1. The sign uses the Smithsonian website spelling, following the caption written by Obata in his sumi ink painting of the incident.
2. Nancy Ukai, Amache Dog Carving: Pets Behind Barbed Wire. 50 Objects/Stories: The American Japanese Incarceration. [50objects.org]
Jeff Burton is Cultural Resource Program Manager at Manzanar National Historic Site, California.
Mary Farrell is director of Trans-Sierran Archaeological Research (Lone Pine, CA) and a senior archaeologist for TEAM Engineering and Management (Bishop, CA).
Discover Nikkei is published online by the Japanese American National Museum, Los Angeles (discovernikkei.org).
Editor’s note. The Letter to the Editor (p. 2), which led the NAP to reprint this DN article, raises the question, “To what extent should the NAP cover national Japanese American news?” We elected to cover the Wakasa Monument because it is a current JA discussion topic. As our coverage is necessarily limited, we encourage interested readers to read further, starting with the five-part DN series (June – July 2021). After that, online articles in “Nichi Bei” (Chizu Omori’s “Rabbit Wanderings” column, Aug. 19; the Friends of Topaz letter to the editor, Sep. 2) and in “Rafu Shimpo” (Sep. 11) bring one up to date.

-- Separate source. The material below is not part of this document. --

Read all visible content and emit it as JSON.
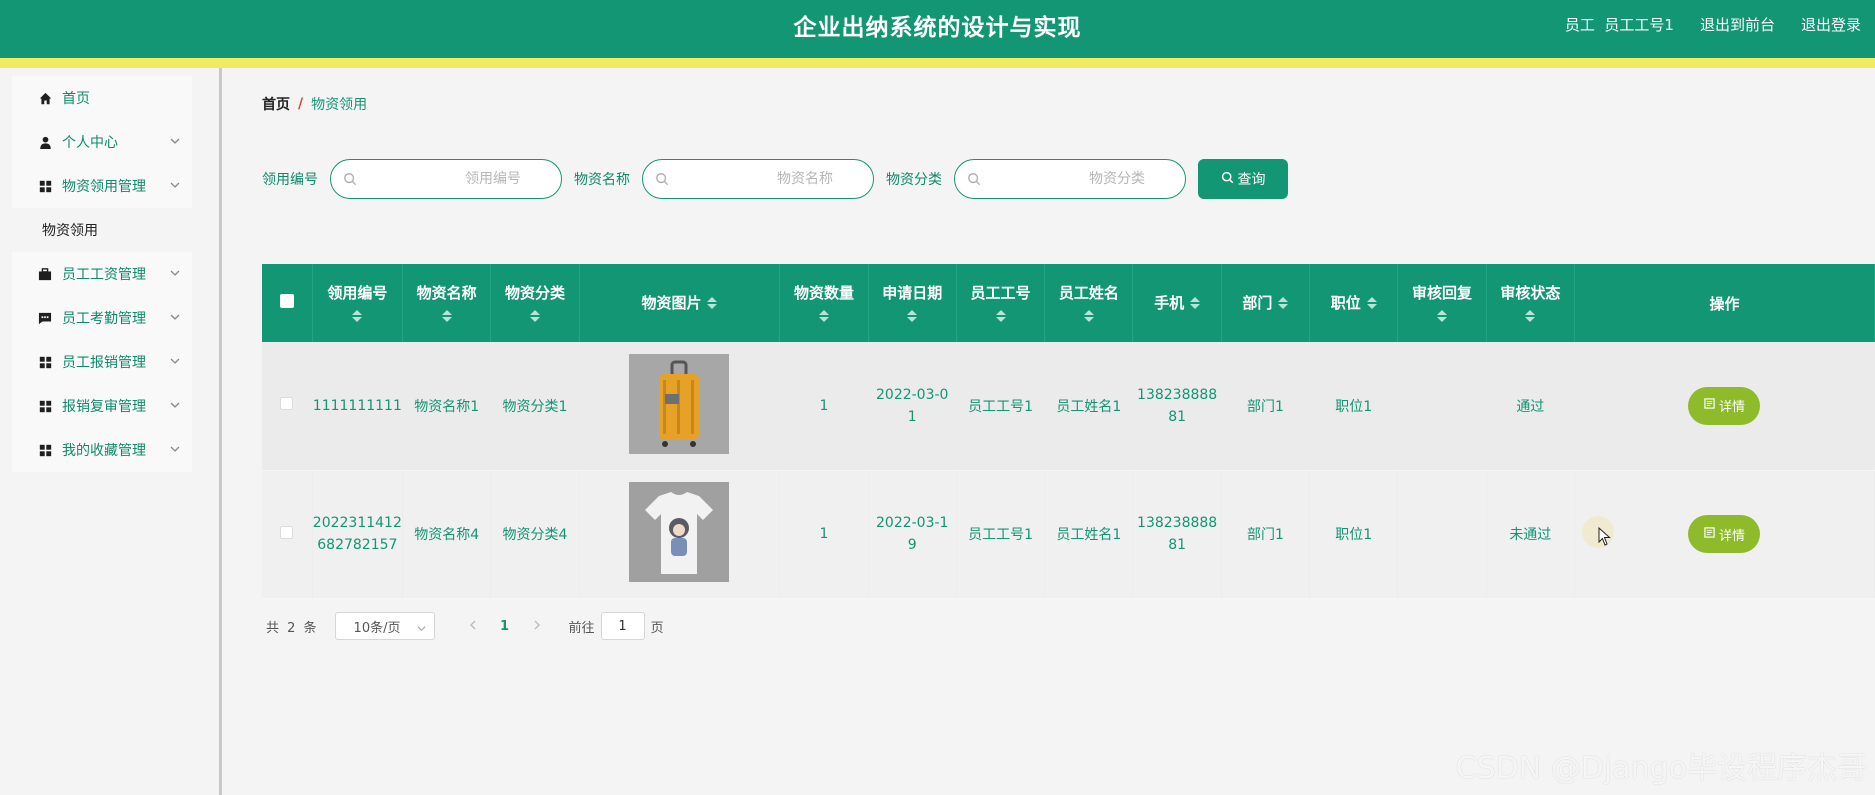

The Topaz camp is presently a National Historic Landmark, which is a lesser designation than National Historic Site, such as Minidoka and Manzanar.